(Beginning of Data to process)
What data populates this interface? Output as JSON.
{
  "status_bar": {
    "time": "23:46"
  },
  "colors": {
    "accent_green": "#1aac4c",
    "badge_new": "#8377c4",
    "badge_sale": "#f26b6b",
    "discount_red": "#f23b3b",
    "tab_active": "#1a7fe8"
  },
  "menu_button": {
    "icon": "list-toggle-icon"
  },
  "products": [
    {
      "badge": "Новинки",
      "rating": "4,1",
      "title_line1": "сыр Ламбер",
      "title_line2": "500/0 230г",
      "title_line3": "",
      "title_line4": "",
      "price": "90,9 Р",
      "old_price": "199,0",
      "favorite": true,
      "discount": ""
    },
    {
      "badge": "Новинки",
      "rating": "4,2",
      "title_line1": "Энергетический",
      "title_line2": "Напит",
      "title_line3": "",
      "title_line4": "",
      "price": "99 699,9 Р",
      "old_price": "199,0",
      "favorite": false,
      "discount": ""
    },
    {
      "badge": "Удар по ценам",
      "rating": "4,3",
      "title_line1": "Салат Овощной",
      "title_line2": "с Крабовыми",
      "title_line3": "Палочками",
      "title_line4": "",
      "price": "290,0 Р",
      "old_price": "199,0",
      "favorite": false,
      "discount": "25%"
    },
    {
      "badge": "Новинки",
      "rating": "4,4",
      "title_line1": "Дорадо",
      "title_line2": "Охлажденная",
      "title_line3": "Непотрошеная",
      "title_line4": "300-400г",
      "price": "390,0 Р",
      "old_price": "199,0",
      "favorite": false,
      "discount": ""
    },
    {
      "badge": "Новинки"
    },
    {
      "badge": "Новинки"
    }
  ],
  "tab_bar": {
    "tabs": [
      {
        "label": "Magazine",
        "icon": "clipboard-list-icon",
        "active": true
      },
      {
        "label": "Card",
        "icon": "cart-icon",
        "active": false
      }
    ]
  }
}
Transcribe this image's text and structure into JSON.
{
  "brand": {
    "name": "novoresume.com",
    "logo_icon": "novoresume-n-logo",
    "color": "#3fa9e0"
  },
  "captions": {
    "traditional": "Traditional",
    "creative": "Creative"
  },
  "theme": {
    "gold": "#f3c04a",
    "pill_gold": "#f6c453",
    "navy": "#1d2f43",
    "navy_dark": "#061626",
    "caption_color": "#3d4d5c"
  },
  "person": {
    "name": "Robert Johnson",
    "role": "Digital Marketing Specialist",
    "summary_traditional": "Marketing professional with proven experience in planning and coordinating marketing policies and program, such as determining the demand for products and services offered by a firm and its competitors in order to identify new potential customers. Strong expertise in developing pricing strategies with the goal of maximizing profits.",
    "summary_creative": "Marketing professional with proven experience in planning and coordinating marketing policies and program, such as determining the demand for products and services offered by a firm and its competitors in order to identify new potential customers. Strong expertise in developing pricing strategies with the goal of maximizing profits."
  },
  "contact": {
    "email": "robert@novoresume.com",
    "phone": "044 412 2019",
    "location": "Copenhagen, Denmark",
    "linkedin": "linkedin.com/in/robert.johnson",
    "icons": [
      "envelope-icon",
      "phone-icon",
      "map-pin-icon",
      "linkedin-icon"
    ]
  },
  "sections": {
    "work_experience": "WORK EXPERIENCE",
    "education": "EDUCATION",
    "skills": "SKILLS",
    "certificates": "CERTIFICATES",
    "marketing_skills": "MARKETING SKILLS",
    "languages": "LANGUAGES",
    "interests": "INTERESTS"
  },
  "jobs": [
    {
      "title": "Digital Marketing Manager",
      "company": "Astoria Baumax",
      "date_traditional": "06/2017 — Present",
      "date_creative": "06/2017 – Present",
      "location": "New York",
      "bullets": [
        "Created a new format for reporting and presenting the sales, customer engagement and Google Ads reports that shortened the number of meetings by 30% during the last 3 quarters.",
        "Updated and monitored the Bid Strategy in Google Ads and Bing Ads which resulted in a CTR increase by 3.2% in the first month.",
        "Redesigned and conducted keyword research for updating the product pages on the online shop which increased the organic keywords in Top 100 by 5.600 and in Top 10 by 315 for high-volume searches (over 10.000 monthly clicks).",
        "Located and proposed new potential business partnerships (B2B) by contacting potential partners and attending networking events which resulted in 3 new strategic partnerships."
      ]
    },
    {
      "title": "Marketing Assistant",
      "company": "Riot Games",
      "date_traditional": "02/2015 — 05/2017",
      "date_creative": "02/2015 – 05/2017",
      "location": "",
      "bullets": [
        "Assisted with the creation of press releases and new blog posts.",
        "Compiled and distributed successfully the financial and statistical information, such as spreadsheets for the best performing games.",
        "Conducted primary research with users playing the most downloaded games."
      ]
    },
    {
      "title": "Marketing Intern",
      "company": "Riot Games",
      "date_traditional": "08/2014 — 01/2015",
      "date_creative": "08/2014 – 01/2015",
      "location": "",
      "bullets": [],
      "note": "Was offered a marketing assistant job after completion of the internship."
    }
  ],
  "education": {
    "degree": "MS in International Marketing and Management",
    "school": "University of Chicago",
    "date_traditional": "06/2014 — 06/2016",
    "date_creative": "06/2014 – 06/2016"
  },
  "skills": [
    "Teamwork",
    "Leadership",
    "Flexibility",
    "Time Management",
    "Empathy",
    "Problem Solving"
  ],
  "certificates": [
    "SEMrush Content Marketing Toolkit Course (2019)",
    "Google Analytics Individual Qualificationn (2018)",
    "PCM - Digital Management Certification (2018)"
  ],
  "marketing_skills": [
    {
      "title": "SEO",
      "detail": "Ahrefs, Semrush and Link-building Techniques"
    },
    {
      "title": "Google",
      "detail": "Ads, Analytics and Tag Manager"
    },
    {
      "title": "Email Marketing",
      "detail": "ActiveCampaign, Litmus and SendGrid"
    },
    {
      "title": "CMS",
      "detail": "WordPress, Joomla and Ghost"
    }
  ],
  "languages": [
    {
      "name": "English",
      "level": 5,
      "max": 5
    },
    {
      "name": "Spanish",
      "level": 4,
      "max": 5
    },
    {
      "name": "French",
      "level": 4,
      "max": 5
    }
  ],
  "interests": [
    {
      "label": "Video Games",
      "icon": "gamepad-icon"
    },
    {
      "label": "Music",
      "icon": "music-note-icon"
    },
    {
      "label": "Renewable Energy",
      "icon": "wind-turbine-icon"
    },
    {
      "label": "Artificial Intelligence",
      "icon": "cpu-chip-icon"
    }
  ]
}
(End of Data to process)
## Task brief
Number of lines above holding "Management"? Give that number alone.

## Your response
3